David Chalmers (ANU, NYU)
Rafael De Clercq
Jack Alan Reynolds
Learn more about PhilPapers
Inquiry 33 (1):81 – 98 (1990)
Although the notion of an essentially contested concept may shed light on the logic of disputes over the proper application of some key political terms, it nevertheless plays no genuine role in explaining the intractability of these disputes. The notion of an essentially contested concept is defended against some influential criticisms, showing how it is possible for one conception of an essentially contested concept to be justifiably regarded as superior to other competing conceptions. Two possible answers are distinguished to the question of why disputes over essentially contested concepts should be regarded as inevitable, but neither provides us with a plausible explanation for why they are so intractable. Disagreements over the proper use of key political concepts are better explained by features of moral and political discourse, such as the short reach of ?intellectual authority? and the fact that consensus is not one of its primary aims, in conjunction with empirical hypotheses from the social sciences, rather than by essential contestedness theses
|Keywords||No keywords specified (fix it)|
|Categories||categorize this paper)|
Setup an account with your affiliations in order to access resources via your University's proxy server
Configure custom proxy (use this if your affiliation does not provide a proxy)
|Through your library|
References found in this work BETA
No references found.
Citations of this work BETA
No citations found.
Similar books and articles
William E. Connolly (1983). The Terms of Political Discourse. Princeton University Press.
C. McKnight (2003). Medicine as an Essentially Contested Concept. Journal of Medical Ethics 29 (4):261-262.
W. B. Gallie (1956). Art as an Essentially Contested Concept. Philosophical Quarterly 6 (23):97-114.
S. A. Merrill (1992). ?Person? As Essentially Contested Concept in the Commonwealth of Discourse. Metaphilosophy 23 (4):363-377.
Andrew Mason (1993). Explaining Political Disagreement. Cambridge University Press.
Siegfried Van Duffel (2007). Sovereignty as a Religious Concept. The Monist 90 (1):126-143.
Eric Reitan (2001). Rape as an Essentially Contested Concept. Hypatia 16 (2):43-66.
Adaeze Okoye (2009). Theorising Corporate Social Responsibility as an Essentially Contested Concept: Is a Definition Necessary? [REVIEW] Journal of Business Ethics 89 (4):613 - 627.
Kenneth M. Ehrenberg (2011). Law is Not (Best Considered) an Essentially Contested Concept. International Journal of Law in Context 7:209-232.

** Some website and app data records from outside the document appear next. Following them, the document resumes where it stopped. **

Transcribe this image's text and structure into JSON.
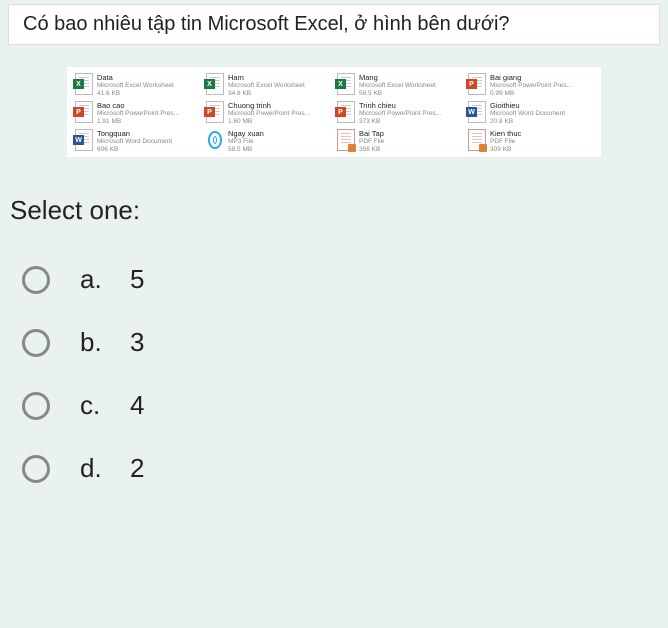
{
  "question": "Có bao nhiêu tập tin Microsoft Excel, ở hình bên dưới?",
  "files": [
    {
      "name": "Data",
      "type": "Microsoft Excel Worksheet",
      "size": "41.6 KB",
      "app": "excel",
      "glyph": "X"
    },
    {
      "name": "Ham",
      "type": "Microsoft Excel Worksheet",
      "size": "34.8 KB",
      "app": "excel",
      "glyph": "X"
    },
    {
      "name": "Mang",
      "type": "Microsoft Excel Worksheet",
      "size": "58.5 KB",
      "app": "excel",
      "glyph": "X"
    },
    {
      "name": "Bai giang",
      "type": "Microsoft PowerPoint Pres...",
      "size": "0.99 MB",
      "app": "ppt",
      "glyph": "P"
    },
    {
      "name": "Bao cao",
      "type": "Microsoft PowerPoint Pres...",
      "size": "1.91 MB",
      "app": "ppt",
      "glyph": "P"
    },
    {
      "name": "Chuong trinh",
      "type": "Microsoft PowerPoint Pres...",
      "size": "1.60 MB",
      "app": "ppt",
      "glyph": "P"
    },
    {
      "name": "Trinh chieu",
      "type": "Microsoft PowerPoint Pres...",
      "size": "373 KB",
      "app": "ppt",
      "glyph": "P"
    },
    {
      "name": "Gioithieu",
      "type": "Microsoft Word Document",
      "size": "20.8 KB",
      "app": "word",
      "glyph": "W"
    },
    {
      "name": "Tongquan",
      "type": "Microsoft Word Document",
      "size": "606 KB",
      "app": "word",
      "glyph": "W"
    },
    {
      "name": "Ngay xuan",
      "type": "MP3 File",
      "size": "58.5 MB",
      "app": "mp3",
      "glyph": ""
    },
    {
      "name": "Bai Tap",
      "type": "PDF File",
      "size": "356 KB",
      "app": "pdf",
      "glyph": ""
    },
    {
      "name": "Kien thuc",
      "type": "PDF File",
      "size": "309 KB",
      "app": "pdf",
      "glyph": ""
    }
  ],
  "select_label": "Select one:",
  "options": [
    {
      "letter": "a.",
      "text": "5"
    },
    {
      "letter": "b.",
      "text": "3"
    },
    {
      "letter": "c.",
      "text": "4"
    },
    {
      "letter": "d.",
      "text": "2"
    }
  ]
}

Samantha Miles (2012). Stakeholder: Essentially Contested or Just Confused? [REVIEW] Journal of Business Ethics 108 (3):285-298.
Added to index2009-01-30
Total downloads26 ( #66,506 of 1,100,913 )
Recent downloads (6 months)4 ( #81,248 of 1,100,913 )
How can I increase my downloads?